> **WORK TO BE COMPLETED**
What is needed is the number of lines below that contain the string "zone", with no other text.

> **DATASET RECORDS**

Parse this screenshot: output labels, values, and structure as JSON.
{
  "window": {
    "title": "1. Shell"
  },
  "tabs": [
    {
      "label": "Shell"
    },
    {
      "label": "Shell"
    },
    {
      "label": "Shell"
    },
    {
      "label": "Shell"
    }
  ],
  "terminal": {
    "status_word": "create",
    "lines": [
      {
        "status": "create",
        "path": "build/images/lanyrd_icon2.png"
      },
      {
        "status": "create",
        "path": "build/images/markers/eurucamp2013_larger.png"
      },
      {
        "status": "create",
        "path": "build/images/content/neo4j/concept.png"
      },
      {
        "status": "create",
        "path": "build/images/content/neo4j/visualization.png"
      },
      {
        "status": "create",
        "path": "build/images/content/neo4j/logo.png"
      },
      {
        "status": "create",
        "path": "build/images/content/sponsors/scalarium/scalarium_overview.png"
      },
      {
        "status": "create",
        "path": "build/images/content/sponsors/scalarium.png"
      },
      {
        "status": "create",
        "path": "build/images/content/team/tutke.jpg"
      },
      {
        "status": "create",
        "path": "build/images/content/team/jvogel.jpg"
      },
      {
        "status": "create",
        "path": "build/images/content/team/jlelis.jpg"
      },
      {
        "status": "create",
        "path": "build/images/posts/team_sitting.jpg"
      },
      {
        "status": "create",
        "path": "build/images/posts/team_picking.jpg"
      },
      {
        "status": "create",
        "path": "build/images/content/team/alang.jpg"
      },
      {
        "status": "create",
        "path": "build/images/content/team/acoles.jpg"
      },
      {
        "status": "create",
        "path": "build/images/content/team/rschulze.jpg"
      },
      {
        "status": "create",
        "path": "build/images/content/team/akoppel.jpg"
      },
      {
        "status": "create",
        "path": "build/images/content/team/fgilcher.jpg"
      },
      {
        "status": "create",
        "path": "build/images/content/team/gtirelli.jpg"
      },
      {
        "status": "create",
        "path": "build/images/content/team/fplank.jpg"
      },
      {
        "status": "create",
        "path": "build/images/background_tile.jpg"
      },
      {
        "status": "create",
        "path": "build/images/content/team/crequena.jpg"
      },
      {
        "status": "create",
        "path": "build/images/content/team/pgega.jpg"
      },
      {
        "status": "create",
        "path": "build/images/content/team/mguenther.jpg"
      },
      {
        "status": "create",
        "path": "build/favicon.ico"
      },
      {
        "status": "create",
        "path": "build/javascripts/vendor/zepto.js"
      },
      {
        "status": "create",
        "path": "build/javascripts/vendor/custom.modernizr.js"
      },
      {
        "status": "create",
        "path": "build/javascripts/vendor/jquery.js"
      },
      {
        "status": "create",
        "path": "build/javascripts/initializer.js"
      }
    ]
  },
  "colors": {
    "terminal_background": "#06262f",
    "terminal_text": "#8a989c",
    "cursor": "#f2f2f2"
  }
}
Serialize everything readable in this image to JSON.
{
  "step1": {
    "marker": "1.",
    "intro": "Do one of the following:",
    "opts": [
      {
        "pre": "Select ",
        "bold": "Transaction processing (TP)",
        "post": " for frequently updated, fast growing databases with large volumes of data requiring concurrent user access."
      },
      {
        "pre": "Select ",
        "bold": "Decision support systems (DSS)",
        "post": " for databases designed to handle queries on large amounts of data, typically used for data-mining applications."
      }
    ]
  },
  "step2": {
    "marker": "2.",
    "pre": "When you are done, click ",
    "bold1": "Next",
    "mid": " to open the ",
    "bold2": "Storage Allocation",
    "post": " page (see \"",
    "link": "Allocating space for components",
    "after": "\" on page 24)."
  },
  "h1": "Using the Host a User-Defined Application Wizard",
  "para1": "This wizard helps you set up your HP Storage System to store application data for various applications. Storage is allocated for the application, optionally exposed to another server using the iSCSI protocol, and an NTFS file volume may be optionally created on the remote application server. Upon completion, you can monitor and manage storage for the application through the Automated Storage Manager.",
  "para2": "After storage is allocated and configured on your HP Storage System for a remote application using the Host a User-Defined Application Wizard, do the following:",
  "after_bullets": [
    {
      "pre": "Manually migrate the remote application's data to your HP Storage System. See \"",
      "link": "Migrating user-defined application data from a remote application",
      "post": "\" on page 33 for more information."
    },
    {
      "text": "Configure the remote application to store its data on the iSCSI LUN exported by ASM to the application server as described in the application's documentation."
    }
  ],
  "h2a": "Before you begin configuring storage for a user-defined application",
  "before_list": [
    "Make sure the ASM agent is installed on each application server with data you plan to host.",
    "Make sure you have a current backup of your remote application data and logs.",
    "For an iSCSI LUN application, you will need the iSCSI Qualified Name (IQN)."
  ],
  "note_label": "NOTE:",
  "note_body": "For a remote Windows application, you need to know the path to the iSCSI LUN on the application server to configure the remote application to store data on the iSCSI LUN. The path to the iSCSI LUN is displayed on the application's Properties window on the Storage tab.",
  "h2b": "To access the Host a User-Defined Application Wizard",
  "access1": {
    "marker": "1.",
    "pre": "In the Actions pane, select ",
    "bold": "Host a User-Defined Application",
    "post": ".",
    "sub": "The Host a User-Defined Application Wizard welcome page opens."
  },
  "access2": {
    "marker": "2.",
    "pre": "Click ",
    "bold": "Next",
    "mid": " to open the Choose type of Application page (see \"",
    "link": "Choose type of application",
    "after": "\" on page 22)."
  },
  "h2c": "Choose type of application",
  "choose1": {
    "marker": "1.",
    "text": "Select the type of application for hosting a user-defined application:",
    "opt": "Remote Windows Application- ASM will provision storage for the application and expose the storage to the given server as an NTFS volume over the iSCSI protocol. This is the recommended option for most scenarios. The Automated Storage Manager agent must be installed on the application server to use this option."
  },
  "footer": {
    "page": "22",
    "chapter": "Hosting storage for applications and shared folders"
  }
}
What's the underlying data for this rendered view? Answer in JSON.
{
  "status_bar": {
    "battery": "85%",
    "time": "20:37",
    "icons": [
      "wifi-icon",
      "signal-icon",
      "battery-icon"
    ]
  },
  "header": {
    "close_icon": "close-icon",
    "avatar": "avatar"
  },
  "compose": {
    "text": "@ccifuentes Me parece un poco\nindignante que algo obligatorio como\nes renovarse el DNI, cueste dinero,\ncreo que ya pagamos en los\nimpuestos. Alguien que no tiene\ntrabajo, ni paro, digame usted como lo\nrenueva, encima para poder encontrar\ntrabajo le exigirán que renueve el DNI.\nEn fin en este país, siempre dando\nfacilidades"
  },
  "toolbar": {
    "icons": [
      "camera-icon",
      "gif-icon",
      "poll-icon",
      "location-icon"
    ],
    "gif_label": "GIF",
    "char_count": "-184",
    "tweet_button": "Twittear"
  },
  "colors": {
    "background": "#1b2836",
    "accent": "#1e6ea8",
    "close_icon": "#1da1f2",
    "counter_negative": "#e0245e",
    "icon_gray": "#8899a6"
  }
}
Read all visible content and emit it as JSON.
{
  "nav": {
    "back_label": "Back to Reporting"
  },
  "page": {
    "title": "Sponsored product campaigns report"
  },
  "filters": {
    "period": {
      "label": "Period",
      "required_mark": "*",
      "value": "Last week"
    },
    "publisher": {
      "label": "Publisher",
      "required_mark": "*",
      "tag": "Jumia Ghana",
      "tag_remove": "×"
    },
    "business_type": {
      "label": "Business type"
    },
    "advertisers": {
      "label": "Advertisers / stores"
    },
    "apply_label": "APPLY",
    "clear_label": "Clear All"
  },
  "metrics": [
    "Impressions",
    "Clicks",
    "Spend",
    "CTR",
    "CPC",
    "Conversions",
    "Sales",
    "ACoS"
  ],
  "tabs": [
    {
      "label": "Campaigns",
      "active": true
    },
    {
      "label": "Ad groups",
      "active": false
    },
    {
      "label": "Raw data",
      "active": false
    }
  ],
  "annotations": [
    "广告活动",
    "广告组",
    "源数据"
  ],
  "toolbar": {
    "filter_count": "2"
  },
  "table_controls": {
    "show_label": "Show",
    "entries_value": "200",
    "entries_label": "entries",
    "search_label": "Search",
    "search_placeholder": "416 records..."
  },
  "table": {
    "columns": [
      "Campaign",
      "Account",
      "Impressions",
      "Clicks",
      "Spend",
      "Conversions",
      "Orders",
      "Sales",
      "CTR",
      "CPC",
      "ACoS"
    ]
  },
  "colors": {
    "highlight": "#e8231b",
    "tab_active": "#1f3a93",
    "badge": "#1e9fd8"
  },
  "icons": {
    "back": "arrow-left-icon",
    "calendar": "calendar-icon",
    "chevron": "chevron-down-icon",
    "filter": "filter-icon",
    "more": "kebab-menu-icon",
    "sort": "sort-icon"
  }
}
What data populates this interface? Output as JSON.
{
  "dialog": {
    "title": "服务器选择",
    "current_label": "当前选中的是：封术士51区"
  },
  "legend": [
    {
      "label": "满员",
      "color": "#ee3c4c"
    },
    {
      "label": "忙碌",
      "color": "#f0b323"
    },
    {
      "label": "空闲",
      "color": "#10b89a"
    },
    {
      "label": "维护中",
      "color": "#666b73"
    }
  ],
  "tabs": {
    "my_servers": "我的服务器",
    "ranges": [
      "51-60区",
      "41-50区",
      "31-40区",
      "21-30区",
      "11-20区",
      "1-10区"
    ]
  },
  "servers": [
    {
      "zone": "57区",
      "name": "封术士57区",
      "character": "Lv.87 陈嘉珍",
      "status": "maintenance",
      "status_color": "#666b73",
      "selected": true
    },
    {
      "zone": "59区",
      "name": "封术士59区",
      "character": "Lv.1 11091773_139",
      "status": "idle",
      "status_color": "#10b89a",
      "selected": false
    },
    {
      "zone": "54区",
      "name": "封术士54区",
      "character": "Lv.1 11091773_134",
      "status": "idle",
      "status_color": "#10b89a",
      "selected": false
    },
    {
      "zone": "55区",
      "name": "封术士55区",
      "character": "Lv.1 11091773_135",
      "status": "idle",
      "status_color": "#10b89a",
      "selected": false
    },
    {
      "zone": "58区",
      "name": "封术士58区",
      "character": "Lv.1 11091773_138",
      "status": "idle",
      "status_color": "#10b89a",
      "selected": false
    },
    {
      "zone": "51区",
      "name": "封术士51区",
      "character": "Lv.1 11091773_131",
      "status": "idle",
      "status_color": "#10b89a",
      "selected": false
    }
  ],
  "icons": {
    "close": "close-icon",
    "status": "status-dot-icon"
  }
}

> **ANSWER TO THIS EXERCISE**
6